ENTRIES SUPPLIED:
Segment Open

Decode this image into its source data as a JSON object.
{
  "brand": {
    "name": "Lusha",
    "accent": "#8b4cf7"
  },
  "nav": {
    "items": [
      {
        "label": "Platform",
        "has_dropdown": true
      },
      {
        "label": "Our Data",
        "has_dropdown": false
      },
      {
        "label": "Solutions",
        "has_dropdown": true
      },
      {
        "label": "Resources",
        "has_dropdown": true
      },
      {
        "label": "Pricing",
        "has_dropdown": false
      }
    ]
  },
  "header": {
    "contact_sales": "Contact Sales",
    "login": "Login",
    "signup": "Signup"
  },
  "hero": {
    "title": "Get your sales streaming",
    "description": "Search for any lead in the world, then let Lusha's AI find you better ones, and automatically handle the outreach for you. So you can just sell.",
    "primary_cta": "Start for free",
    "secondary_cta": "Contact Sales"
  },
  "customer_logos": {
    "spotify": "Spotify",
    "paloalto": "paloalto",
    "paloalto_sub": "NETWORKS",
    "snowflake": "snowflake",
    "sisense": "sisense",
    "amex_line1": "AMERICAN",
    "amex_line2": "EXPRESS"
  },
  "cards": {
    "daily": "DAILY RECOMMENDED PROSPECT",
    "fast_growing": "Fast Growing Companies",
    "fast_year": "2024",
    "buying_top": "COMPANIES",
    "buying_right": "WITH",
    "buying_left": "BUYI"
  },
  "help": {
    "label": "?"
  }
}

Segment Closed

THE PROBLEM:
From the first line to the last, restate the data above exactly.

FINISHED EXERCISE:
Decode this image into its source data as a JSON object.
{
  "brand": {
    "name": "Lusha",
    "accent": "#8b4cf7"
  },
  "nav": {
    "items": [
      {
        "label": "Platform",
        "has_dropdown": true
      },
      {
        "label": "Our Data",
        "has_dropdown": false
      },
      {
        "label": "Solutions",
        "has_dropdown": true
      },
      {
        "label": "Resources",
        "has_dropdown": true
      },
      {
        "label": "Pricing",
        "has_dropdown": false
      }
    ]
  },
  "header": {
    "contact_sales": "Contact Sales",
    "login": "Login",
    "signup": "Signup"
  },
  "hero": {
    "title": "Get your sales streaming",
    "description": "Search for any lead in the world, then let Lusha's AI find you better ones, and automatically handle the outreach for you. So you can just sell.",
    "primary_cta": "Start for free",
    "secondary_cta": "Contact Sales"
  },
  "customer_logos": {
    "spotify": "Spotify",
    "paloalto": "paloalto",
    "paloalto_sub": "NETWORKS",
    "snowflake": "snowflake",
    "sisense": "sisense",
    "amex_line1": "AMERICAN",
    "amex_line2": "EXPRESS"
  },
  "cards": {
    "daily": "DAILY RECOMMENDED PROSPECT",
    "fast_growing": "Fast Growing Companies",
    "fast_year": "2024",
    "buying_top": "COMPANIES",
    "buying_right": "WITH",
    "buying_left": "BUYI"
  },
  "help": {
    "label": "?"
  }
}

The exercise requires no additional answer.